"The three women that I've met so far, Cecile, Charlotte and Kee-Yoon Kim, their experiences have been so different," Cate says, "but their stories are really inspiring. There is a commonality there, even though we're working across very different disciplines. Women are very good networkers, naturally. The more those stories are shared, the more you realise that there are points of connection....
"I think it is really important that those stories are shared, because they are inspiring and edifying. Because no matter where you are in your career, if you are going to continue to have a fruitful and eventful career - I don't necessarily mean a so-called successful career, but eventful and challenging - then you are going to come across hurdles and pitfalls."
When you started out, was there a moment when you said: I'm going to push through this difficult time?
"I think it happens every second Wednesday," says the Wizard of Oz, with perfect comic timing.
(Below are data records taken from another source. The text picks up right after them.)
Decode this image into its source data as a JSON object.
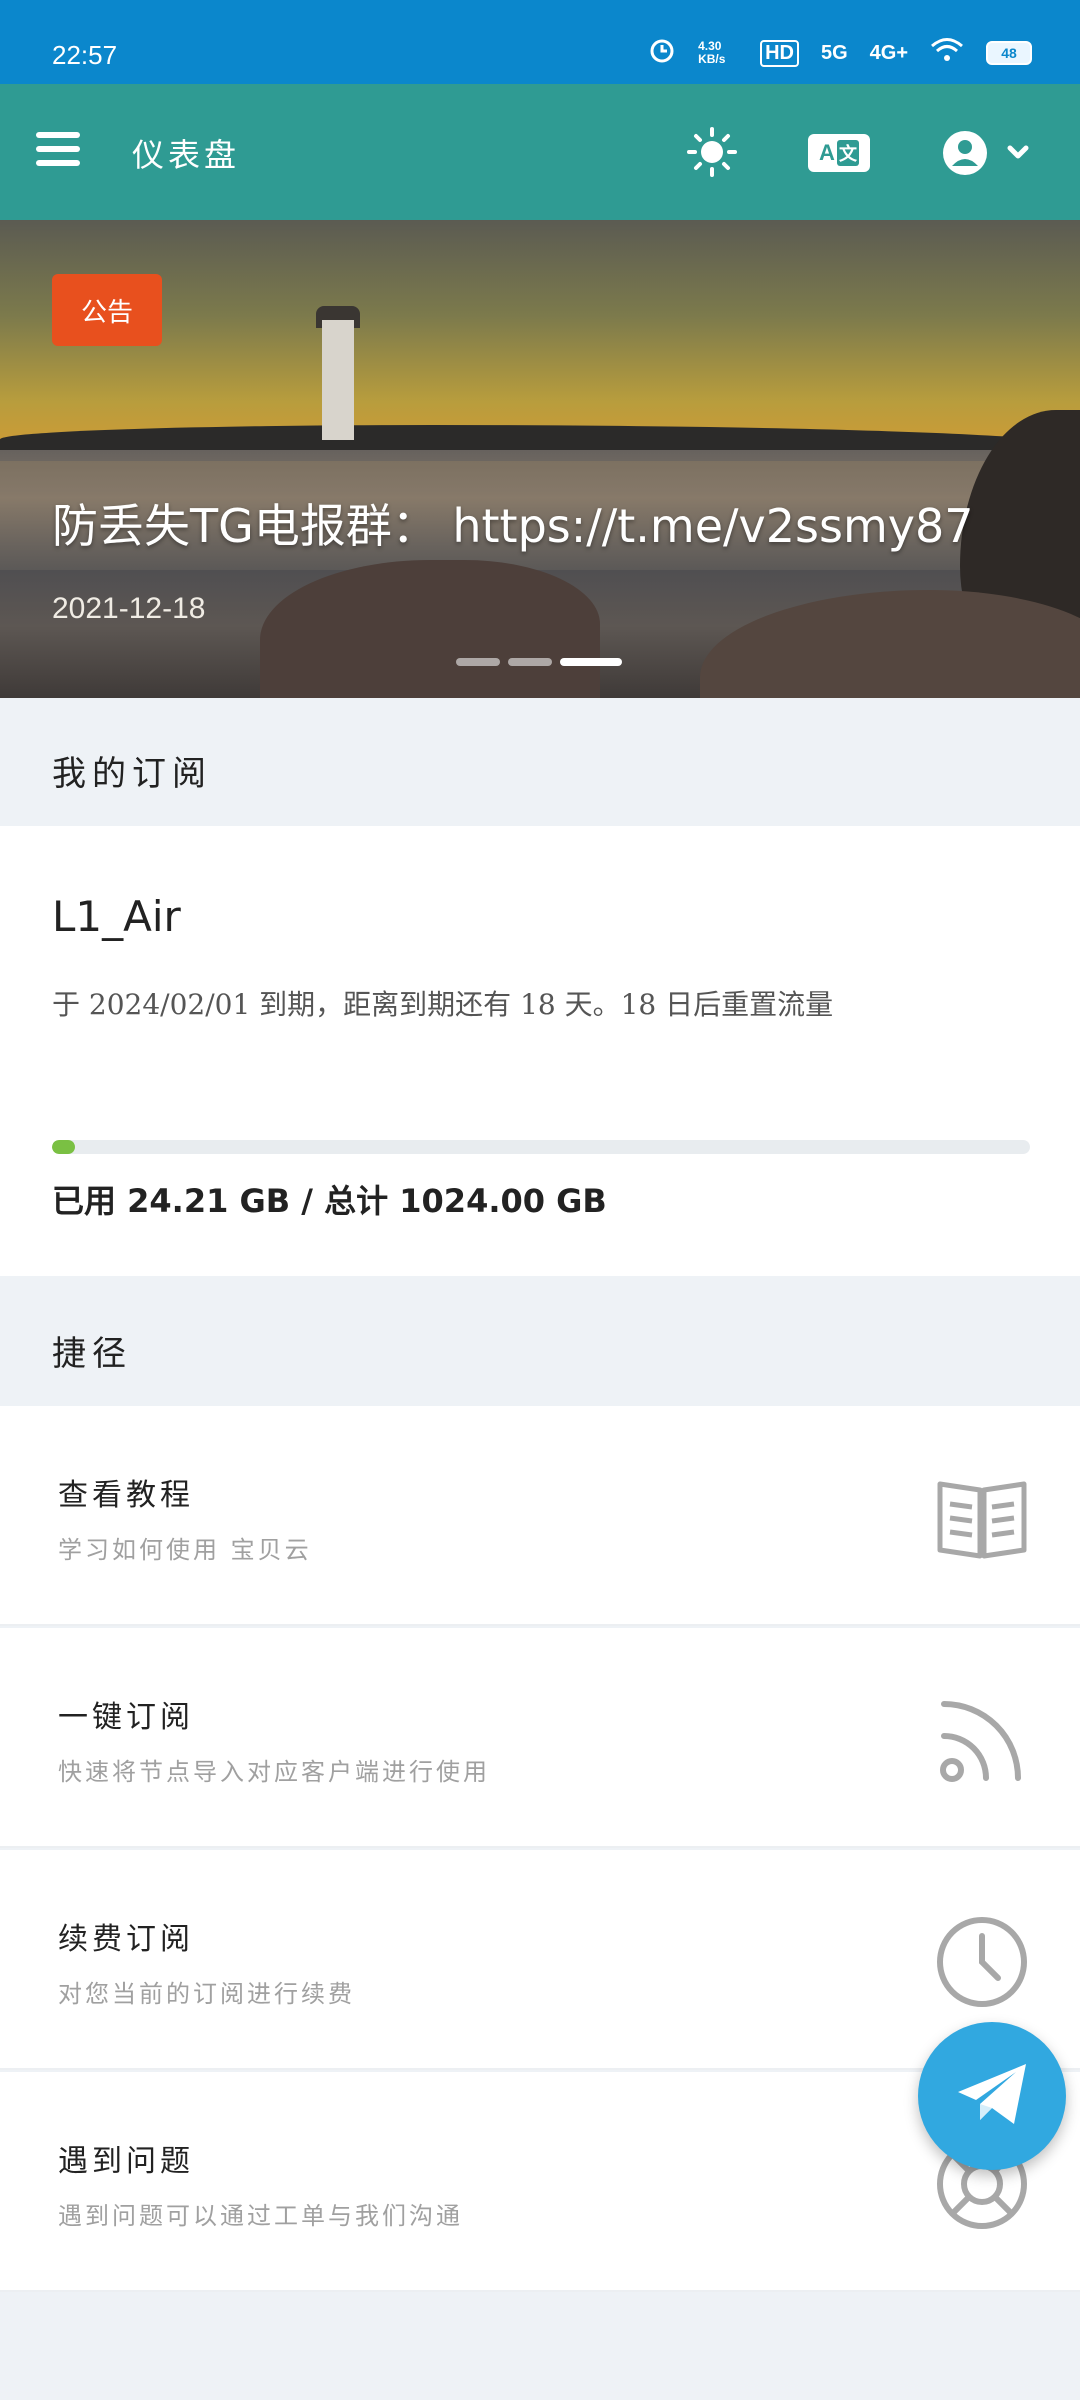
{
  "status_bar": {
    "time": "22:57",
    "net_speed": "4.30 KB/s",
    "hd": "HD",
    "network_5g": "5G",
    "network_4g": "4G+",
    "battery": "48"
  },
  "app_bar": {
    "title": "仪表盘",
    "icons": [
      "menu-icon",
      "sun-icon",
      "translate-icon",
      "user-icon"
    ],
    "lang_label_a": "A",
    "lang_label_b": "文"
  },
  "banner": {
    "tag": "公告",
    "headline": "防丢失TG电报群： https://t.me/v2ssmy87",
    "date": "2021-12-18",
    "slides": 3,
    "active_slide": 3
  },
  "sections": {
    "my_subscription": "我的订阅",
    "shortcuts": "捷径"
  },
  "subscription": {
    "name": "L1_Air",
    "description": "于 2024/02/01 到期，距离到期还有 18 天。18 日后重置流量",
    "used_fraction": 0.0236,
    "usage_text": "已用 24.21 GB / 总计 1024.00 GB"
  },
  "shortcuts": [
    {
      "title": "查看教程",
      "subtitle": "学习如何使用 宝贝云",
      "icon": "book-icon"
    },
    {
      "title": "一键订阅",
      "subtitle": "快速将节点导入对应客户端进行使用",
      "icon": "rss-icon"
    },
    {
      "title": "续费订阅",
      "subtitle": "对您当前的订阅进行续费",
      "icon": "clock-icon"
    },
    {
      "title": "遇到问题",
      "subtitle": "遇到问题可以通过工单与我们沟通",
      "icon": "lifebuoy-icon"
    }
  ],
  "colors": {
    "status_bar": "#0b87cc",
    "app_bar": "#2f9b93",
    "tag": "#e8501e",
    "progress": "#7ac043",
    "fab": "#31a8e0"
  }
}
Last month, Cate was appointed goodwill ambassador for the UN Refugee Agency (UNHCR). Being a global ambassador in relation to refugees is a somewhat different role to being an ambassador for Armani.
"My dance-card has been very full of late. You know - running a theatre company, having four kids - and now that I'm not running the theatre company," Cate says in reference to the Sydney Theatre Company that she and her husband Andrew had been running together since 2008, "I feel issues that have been plaguing and distressing me need to be discussed in an intelligent, humane way.
"And I can finally have some space to lend my voice to giving people access to the human stories that are behind these overwhelming numbers: 16 million people displaced. It is incomprehensible. More than since the Second World War. You feel disempowered.
"So when the UNHCR approached me, I jumped at the opportunity. It was a huge responsibility and a privilege, but it was also a chance to try redress the balance of this distressing xenophobia that is creeping into the parlance in relation to refugees - not just here, but in my country of birth."
Running a theatre company, being a mother, being a movie star, being an ambassador to Armani, UNHCR, etc ... how does she manage?
"I don't manage at all. Ever! Chaos!"
What drew her to the role of Irish crime reporter Veronica Guerin, whose life was taken in cold blood, in broad daylight, on June 26, 1996, and whom Cate played in the movie of that name in 2003?
"I found the Ireland that one experiences in literature and in picture-postcards is not the Ireland that Veronica Guerin dealt with, and so I found it revelatory that she was co-existing in [what was] once a village, but also in this terrible, complex morass of this underworld that had a much broader reach than beyond Irish shores," Cate says.
"What I found perplexing was that the questions that I got asked when we did the publicity was 'How do you feel about what Veronica did as a mother; how could she do that as a mother?'
"You think - what she was doing was profoundly important, and she was chasing a story the way any good male investigative journalist was doing it.
"So I think she was groundbreaking, not only in what she achieved in her very short lifetime, but also groundbreaking as a woman. You do think that it is 20 years now, and that those questions are still being asked of war correspondents.
"I think when the word 'journalist' is being bandied around by a lot of people who probably aren't journalists, I think Veronica really holds a candle to why journalists get into it in the first place, that is to uncover something, a story that needs to be told."